- _What to work on_: The response must contain every line from the records below that has "typed".
┌─ Task material
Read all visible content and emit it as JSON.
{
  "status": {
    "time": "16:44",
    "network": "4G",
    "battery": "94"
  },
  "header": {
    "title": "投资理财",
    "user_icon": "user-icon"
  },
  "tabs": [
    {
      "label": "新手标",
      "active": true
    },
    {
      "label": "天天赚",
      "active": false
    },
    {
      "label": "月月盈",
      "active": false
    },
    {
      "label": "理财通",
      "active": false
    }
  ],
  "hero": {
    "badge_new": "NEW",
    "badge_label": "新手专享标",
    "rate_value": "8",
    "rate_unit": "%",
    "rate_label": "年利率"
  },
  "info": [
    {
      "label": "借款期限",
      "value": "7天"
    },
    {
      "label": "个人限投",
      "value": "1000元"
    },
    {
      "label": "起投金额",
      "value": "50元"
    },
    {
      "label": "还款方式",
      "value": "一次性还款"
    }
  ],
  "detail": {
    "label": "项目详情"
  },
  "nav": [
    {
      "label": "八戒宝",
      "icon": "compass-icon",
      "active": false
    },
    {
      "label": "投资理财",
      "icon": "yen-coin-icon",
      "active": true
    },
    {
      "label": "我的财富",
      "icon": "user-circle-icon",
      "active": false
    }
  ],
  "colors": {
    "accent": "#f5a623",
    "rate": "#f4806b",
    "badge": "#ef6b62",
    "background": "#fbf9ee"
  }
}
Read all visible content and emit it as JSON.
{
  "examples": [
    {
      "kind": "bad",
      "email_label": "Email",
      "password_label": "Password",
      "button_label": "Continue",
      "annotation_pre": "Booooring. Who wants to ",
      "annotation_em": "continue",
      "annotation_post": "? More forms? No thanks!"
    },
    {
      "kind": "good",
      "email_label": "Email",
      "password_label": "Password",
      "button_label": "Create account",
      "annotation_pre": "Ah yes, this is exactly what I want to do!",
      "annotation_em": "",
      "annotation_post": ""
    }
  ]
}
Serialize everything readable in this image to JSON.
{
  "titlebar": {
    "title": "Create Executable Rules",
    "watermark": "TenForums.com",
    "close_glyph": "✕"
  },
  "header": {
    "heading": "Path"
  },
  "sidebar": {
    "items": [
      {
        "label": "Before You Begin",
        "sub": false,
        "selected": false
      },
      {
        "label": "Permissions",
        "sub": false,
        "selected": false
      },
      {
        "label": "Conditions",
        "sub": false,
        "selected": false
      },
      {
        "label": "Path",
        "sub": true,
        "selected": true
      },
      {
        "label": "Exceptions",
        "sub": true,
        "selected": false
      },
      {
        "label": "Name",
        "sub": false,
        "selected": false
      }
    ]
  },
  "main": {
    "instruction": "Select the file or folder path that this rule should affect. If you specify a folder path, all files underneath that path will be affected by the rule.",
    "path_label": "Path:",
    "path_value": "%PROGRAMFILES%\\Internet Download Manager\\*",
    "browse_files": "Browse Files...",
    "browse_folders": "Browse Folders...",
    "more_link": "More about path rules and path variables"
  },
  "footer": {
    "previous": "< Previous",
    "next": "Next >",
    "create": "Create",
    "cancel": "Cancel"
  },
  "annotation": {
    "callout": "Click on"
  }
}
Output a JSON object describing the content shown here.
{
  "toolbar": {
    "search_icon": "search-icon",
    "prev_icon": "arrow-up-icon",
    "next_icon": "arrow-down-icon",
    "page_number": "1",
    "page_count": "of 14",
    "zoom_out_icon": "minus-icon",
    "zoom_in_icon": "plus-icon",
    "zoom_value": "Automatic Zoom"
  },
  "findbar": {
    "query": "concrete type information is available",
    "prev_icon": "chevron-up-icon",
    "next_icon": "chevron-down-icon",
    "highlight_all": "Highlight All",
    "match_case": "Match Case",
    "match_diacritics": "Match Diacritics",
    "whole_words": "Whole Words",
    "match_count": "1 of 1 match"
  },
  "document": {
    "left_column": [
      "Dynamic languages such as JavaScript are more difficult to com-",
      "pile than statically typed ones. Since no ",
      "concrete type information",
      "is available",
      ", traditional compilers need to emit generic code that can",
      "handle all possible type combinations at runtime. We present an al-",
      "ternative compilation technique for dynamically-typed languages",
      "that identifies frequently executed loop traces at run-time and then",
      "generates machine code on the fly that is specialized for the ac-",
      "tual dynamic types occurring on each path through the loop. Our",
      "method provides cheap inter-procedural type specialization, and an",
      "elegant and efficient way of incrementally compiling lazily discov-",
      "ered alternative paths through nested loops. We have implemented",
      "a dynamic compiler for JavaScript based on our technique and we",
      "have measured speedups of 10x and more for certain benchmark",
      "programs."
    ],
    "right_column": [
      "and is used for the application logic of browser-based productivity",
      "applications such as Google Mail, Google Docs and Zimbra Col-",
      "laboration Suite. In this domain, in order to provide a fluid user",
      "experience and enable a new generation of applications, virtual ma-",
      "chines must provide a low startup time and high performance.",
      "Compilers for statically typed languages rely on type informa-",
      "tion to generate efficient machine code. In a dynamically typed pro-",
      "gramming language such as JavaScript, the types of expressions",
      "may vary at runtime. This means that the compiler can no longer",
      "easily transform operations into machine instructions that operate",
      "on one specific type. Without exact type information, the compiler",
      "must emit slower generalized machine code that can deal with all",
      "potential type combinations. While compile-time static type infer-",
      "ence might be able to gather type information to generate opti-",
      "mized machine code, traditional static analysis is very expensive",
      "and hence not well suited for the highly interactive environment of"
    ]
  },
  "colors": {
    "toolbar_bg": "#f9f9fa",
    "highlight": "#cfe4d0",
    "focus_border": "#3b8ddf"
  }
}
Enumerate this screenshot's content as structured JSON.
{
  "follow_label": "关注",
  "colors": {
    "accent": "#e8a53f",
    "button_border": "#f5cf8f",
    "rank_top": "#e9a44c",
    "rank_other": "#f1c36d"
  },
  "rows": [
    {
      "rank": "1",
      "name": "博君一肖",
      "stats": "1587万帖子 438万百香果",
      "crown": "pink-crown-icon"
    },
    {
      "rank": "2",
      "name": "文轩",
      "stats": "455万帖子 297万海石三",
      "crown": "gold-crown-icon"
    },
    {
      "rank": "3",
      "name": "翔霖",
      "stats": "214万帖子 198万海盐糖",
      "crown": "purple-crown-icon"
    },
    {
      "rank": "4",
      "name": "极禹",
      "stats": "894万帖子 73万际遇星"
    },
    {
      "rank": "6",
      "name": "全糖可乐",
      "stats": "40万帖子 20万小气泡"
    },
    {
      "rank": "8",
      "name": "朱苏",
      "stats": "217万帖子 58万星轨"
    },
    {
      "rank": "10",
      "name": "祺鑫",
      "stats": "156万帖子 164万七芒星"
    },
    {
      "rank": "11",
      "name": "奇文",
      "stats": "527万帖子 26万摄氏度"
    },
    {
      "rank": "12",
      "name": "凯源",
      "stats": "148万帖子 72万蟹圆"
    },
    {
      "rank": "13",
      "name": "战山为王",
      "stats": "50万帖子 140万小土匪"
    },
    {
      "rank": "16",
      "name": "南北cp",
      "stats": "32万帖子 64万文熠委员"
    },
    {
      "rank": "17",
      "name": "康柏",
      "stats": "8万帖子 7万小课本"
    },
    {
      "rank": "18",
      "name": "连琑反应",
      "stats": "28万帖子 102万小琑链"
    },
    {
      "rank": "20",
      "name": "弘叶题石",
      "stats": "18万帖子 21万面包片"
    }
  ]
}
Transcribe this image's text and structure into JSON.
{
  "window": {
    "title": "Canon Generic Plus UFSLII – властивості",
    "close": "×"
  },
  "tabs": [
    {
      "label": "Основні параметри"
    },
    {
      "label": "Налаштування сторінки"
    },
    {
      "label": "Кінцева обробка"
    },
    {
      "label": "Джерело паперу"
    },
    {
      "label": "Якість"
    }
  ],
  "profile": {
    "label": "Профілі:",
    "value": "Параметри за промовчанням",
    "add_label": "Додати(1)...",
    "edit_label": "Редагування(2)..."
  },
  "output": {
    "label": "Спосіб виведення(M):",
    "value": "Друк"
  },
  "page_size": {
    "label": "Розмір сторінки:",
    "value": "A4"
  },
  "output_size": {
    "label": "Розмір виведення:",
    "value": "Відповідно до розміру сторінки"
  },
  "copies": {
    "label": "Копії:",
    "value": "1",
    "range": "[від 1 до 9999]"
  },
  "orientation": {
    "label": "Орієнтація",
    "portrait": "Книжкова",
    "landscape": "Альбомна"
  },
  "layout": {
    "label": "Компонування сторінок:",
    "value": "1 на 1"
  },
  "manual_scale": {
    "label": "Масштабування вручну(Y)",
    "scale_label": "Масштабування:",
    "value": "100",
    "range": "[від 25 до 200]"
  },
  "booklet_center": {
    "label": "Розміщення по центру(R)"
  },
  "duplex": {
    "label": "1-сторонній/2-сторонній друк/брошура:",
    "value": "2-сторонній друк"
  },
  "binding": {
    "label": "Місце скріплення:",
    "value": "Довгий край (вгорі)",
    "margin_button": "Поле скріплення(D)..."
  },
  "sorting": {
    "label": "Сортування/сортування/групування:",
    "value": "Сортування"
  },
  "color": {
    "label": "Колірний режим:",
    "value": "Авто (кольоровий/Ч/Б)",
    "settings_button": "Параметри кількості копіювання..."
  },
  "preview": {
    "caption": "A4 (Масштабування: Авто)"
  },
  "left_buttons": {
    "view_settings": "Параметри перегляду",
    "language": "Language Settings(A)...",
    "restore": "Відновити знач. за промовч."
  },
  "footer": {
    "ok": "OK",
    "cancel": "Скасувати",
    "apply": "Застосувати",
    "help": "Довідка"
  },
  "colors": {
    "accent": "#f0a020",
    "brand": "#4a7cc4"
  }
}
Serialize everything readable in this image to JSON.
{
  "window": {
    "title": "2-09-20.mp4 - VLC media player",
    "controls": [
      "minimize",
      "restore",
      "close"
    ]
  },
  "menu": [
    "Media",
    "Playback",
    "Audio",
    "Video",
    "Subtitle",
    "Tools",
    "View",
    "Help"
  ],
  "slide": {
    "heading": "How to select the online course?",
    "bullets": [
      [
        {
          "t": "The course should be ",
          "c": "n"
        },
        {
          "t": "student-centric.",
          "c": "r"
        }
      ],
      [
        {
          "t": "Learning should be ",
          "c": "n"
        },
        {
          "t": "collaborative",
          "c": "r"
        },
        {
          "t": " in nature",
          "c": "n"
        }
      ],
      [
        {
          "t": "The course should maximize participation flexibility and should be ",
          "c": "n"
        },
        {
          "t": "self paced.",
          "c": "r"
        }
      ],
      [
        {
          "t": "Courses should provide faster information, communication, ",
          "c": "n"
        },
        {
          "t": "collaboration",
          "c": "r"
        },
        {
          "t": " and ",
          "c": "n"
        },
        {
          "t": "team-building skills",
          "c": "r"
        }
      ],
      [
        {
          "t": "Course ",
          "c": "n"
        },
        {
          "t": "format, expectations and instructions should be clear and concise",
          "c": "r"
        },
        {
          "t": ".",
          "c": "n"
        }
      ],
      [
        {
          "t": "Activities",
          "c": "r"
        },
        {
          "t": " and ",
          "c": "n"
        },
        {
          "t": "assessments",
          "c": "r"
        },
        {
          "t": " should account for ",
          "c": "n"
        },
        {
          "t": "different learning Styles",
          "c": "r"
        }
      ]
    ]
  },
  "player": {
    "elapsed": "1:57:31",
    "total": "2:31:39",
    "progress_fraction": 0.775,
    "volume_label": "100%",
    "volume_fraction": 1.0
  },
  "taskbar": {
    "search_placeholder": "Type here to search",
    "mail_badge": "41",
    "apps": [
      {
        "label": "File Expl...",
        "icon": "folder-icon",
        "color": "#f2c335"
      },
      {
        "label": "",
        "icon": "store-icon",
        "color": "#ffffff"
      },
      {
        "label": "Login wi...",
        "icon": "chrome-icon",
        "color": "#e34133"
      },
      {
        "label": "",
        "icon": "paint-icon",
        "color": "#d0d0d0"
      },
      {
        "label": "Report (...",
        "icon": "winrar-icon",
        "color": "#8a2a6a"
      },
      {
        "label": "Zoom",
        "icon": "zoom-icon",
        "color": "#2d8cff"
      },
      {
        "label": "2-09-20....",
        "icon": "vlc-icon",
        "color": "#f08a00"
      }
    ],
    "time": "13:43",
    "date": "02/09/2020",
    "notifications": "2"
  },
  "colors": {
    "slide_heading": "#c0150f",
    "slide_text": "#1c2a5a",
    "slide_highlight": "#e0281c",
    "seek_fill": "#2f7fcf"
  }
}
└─
- _Answer_:
      "pile than statically typed ones. Since no ",
      "ternative compilation technique for dynamically-typed languages",
      "Compilers for statically typed languages rely on type informa-",
      "tion to generate efficient machine code. In a dynamically typed pro-",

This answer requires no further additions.